> YOUR TASK
Which lines of the entries hold the string "Jiaotong"? Copy each one.

> Collected data entries

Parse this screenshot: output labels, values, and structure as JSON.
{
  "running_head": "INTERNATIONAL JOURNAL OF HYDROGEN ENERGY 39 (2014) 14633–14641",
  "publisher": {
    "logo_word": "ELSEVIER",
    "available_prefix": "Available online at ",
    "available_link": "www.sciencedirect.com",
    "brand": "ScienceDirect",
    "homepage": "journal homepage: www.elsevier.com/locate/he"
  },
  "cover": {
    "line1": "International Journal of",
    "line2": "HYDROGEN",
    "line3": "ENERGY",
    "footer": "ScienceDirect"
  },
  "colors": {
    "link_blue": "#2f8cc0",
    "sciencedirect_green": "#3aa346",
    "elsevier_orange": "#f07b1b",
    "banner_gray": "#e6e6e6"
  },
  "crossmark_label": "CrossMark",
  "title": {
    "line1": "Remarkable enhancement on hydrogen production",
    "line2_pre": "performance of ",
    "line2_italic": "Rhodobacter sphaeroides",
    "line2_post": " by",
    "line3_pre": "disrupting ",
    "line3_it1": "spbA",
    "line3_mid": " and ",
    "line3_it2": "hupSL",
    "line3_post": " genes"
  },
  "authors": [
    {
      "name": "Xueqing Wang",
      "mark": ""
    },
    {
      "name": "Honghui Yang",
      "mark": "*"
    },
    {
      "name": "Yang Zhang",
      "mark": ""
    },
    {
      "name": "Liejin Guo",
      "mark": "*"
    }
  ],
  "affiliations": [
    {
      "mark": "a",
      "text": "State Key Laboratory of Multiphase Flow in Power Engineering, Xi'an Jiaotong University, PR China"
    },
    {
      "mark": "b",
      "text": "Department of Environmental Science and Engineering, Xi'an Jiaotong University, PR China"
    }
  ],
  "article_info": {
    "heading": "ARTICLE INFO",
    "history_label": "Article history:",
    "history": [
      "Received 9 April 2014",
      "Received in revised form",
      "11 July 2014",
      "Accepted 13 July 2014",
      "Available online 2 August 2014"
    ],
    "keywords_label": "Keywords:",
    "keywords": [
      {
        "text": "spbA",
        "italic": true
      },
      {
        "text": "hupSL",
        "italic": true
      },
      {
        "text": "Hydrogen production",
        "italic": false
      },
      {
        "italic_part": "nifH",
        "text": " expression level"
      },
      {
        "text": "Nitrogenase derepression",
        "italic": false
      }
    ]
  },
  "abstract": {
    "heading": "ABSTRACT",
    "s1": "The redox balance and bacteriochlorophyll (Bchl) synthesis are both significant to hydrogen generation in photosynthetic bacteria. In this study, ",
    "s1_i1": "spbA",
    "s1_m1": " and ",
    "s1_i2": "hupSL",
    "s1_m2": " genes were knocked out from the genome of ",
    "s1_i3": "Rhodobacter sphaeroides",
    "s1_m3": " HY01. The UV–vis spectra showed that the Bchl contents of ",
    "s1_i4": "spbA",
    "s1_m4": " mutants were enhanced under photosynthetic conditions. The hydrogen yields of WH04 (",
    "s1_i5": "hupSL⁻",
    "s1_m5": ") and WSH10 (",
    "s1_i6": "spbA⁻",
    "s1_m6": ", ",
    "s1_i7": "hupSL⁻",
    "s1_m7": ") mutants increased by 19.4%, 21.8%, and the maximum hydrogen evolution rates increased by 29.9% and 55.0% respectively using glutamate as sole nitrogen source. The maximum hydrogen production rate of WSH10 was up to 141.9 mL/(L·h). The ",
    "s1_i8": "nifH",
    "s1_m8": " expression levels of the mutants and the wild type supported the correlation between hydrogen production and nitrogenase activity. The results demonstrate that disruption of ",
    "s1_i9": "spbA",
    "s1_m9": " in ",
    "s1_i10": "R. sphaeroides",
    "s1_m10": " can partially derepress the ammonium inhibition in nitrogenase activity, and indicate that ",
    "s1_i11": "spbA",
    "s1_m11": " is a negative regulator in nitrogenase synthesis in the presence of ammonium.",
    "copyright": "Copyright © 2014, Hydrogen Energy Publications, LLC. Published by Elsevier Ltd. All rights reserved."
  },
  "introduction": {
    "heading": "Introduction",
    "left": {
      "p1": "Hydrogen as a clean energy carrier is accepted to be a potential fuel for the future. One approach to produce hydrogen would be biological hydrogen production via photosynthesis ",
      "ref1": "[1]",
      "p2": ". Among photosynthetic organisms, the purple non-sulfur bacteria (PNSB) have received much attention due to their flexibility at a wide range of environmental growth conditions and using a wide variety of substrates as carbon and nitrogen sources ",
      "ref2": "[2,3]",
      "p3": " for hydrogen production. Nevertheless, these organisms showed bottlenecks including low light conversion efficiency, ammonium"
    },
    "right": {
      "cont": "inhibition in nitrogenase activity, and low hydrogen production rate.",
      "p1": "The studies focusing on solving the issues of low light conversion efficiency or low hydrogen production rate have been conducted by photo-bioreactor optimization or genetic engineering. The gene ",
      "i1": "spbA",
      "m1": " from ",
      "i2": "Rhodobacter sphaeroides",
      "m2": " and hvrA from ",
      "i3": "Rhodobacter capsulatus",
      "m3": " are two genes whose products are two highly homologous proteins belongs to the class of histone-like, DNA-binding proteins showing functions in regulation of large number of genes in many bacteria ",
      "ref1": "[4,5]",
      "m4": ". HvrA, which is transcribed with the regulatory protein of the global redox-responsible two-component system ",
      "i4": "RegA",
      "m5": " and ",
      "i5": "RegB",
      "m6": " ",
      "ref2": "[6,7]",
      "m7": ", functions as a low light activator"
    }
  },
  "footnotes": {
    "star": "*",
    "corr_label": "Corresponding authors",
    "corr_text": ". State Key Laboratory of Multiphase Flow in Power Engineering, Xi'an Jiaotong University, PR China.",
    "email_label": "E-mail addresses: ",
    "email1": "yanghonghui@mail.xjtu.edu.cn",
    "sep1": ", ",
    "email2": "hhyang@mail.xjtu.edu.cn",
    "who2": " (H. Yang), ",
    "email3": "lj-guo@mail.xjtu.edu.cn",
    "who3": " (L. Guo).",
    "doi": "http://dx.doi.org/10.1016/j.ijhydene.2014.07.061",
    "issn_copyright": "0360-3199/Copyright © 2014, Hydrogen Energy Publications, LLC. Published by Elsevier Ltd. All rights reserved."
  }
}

> WRITTEN ANSWER
      "text": "State Key Laboratory of Multiphase Flow in Power Engineering, Xi'an Jiaotong University, PR China"
      "text": "Department of Environmental Science and Engineering, Xi'an Jiaotong University, PR China"
    "corr_text": ". State Key Laboratory of Multiphase Flow in Power Engineering, Xi'an Jiaotong University, PR China.",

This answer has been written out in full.